Kestenberg Amighi, Jaenet. 2022. Zoroastrians of Iran: A History of Transformation and Survival. First. Costa Mesa: Mazda Publishers.
Zoroastrianism is both an ancient and still practiced religion. At its height it was the state religion of the Sasanian empire (224 to 651 AD) that ruled in the land of Persia. Arab conquest of the area destroyed that empire and a multitude eventually converted to Islam. Under Islamic rule Zoroastrians lived under severe restrictions, persecution while paying burdensome taxes. Many converted to Islam to escape these conditions and so Zoroastrian numbers dwindled.

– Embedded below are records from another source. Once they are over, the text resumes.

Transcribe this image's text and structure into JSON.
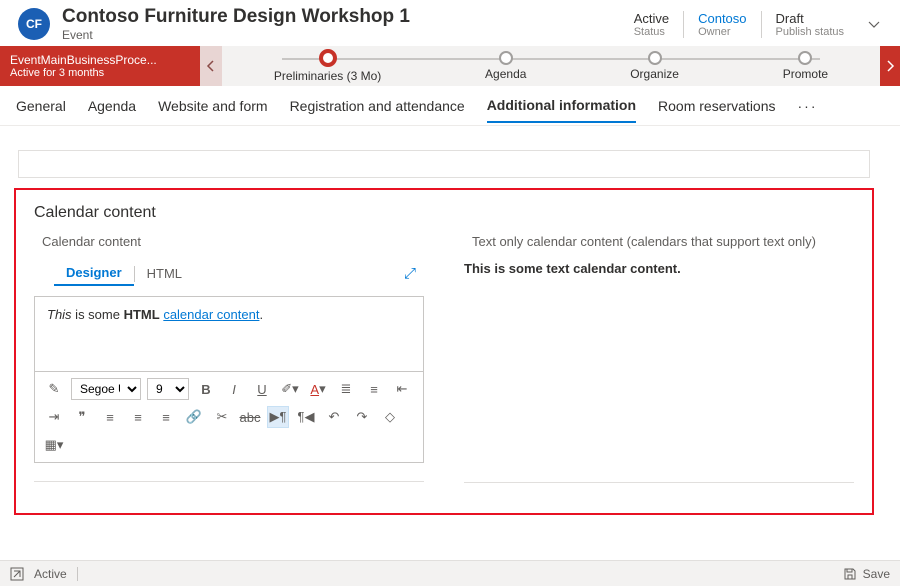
{
  "header": {
    "avatar_initials": "CF",
    "title": "Contoso Furniture Design Workshop 1",
    "subtitle": "Event",
    "meta": [
      {
        "value": "Active",
        "label": "Status",
        "link": false
      },
      {
        "value": "Contoso",
        "label": "Owner",
        "link": true
      },
      {
        "value": "Draft",
        "label": "Publish status",
        "link": false
      }
    ]
  },
  "process": {
    "name": "EventMainBusinessProce...",
    "active_for": "Active for 3 months",
    "stages": [
      {
        "label": "Preliminaries  (3 Mo)",
        "active": true
      },
      {
        "label": "Agenda",
        "active": false
      },
      {
        "label": "Organize",
        "active": false
      },
      {
        "label": "Promote",
        "active": false
      }
    ]
  },
  "tabs": [
    "General",
    "Agenda",
    "Website and form",
    "Registration and attendance",
    "Additional information",
    "Room reservations"
  ],
  "active_tab": "Additional information",
  "section": {
    "title": "Calendar content",
    "left_label": "Calendar content",
    "right_label": "Text only calendar content (calendars that support text only)",
    "editor": {
      "tabs": [
        "Designer",
        "HTML"
      ],
      "active": "Designer",
      "html_prefix_italic": "This",
      "html_mid1": " is some ",
      "html_bold": "HTML",
      "html_link": "calendar content",
      "html_suffix": ".",
      "font": "Segoe UI",
      "size": "9"
    },
    "text_content": "This is some text calendar content."
  },
  "footer": {
    "status": "Active",
    "save": "Save"
  }
}
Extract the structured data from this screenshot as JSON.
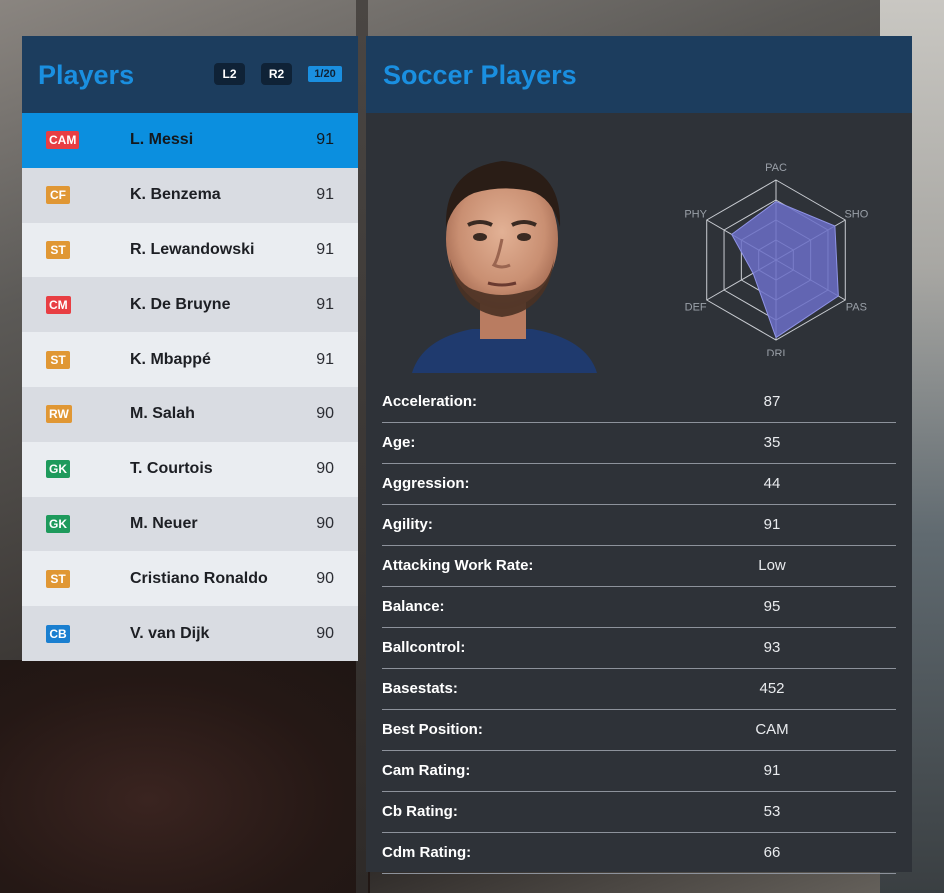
{
  "players_panel": {
    "title": "Players",
    "l2_label": "L2",
    "r2_label": "R2",
    "page_indicator": "1/20",
    "players": [
      {
        "position": "CAM",
        "name": "L. Messi",
        "rating": "91",
        "color": "#e83e43"
      },
      {
        "position": "CF",
        "name": "K. Benzema",
        "rating": "91",
        "color": "#e09734"
      },
      {
        "position": "ST",
        "name": "R. Lewandowski",
        "rating": "91",
        "color": "#e09734"
      },
      {
        "position": "CM",
        "name": "K. De Bruyne",
        "rating": "91",
        "color": "#e83e43"
      },
      {
        "position": "ST",
        "name": "K. Mbappé",
        "rating": "91",
        "color": "#e09734"
      },
      {
        "position": "RW",
        "name": "M. Salah",
        "rating": "90",
        "color": "#e09734"
      },
      {
        "position": "GK",
        "name": "T. Courtois",
        "rating": "90",
        "color": "#1e9a5c"
      },
      {
        "position": "GK",
        "name": "M. Neuer",
        "rating": "90",
        "color": "#1e9a5c"
      },
      {
        "position": "ST",
        "name": "Cristiano Ronaldo",
        "rating": "90",
        "color": "#e09734"
      },
      {
        "position": "CB",
        "name": "V. van Dijk",
        "rating": "90",
        "color": "#1a7fd0"
      }
    ]
  },
  "detail_panel": {
    "title": "Soccer Players",
    "radar": {
      "labels": [
        "PAC",
        "SHO",
        "PAS",
        "DRI",
        "DEF",
        "PHY"
      ],
      "values": [
        0.73,
        0.85,
        0.9,
        0.97,
        0.33,
        0.64
      ],
      "fill_color": "#6b6fc8"
    },
    "stats": [
      {
        "label": "Acceleration:",
        "value": "87"
      },
      {
        "label": "Age:",
        "value": "35"
      },
      {
        "label": "Aggression:",
        "value": "44"
      },
      {
        "label": "Agility:",
        "value": "91"
      },
      {
        "label": "Attacking Work Rate:",
        "value": "Low"
      },
      {
        "label": "Balance:",
        "value": "95"
      },
      {
        "label": "Ballcontrol:",
        "value": "93"
      },
      {
        "label": "Basestats:",
        "value": "452"
      },
      {
        "label": "Best Position:",
        "value": "CAM"
      },
      {
        "label": "Cam Rating:",
        "value": "91"
      },
      {
        "label": "Cb Rating:",
        "value": "53"
      },
      {
        "label": "Cdm Rating:",
        "value": "66"
      }
    ]
  }
}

By 1850 no more than 8000 lived in their original homeland. Those who survived did see some periods of prosperity and eventually thrived under the secularizing rule of Reza Shah Pahlavi (1925-41) and his son (1941-79) who promoted an Iranian nationalism that embraced the Zoroastrian heritage. The main challenge to Zoroastrian persistence was the increasing secularism of society. With the establishment of the Islamic Republic of Iran once again the nation’s Zoroastrians found themselves subject to myriad discriminations, even their touch deemed polluting. Islam permeated Iran to a degree not seen before. The present work offers a unique socio-political history of the challenges faced by the Zoroastrian community from the 19th to 21st centuries as they confronted and adapted to the dramatic changes before them. The author, Anthropologist Janet Kestenberg Amighi lived and researched among her Zoroastrian in-laws in Iran from 1971-1978 and subsequently visited post-revolutionary Iran several times. This work is based on scholarly research as well as over 120 interviews with Zoroastrians, amusing personal experiences and the knowledge and experiences of her collaborator Bahman Moradian, an Iranian Zoroastrian scholar and community activist. Their collaboration provides varied insights and analyses of the socio-cultural and political change we see happening over the decades. The diverse Zoroastrian community perspectives are well represented.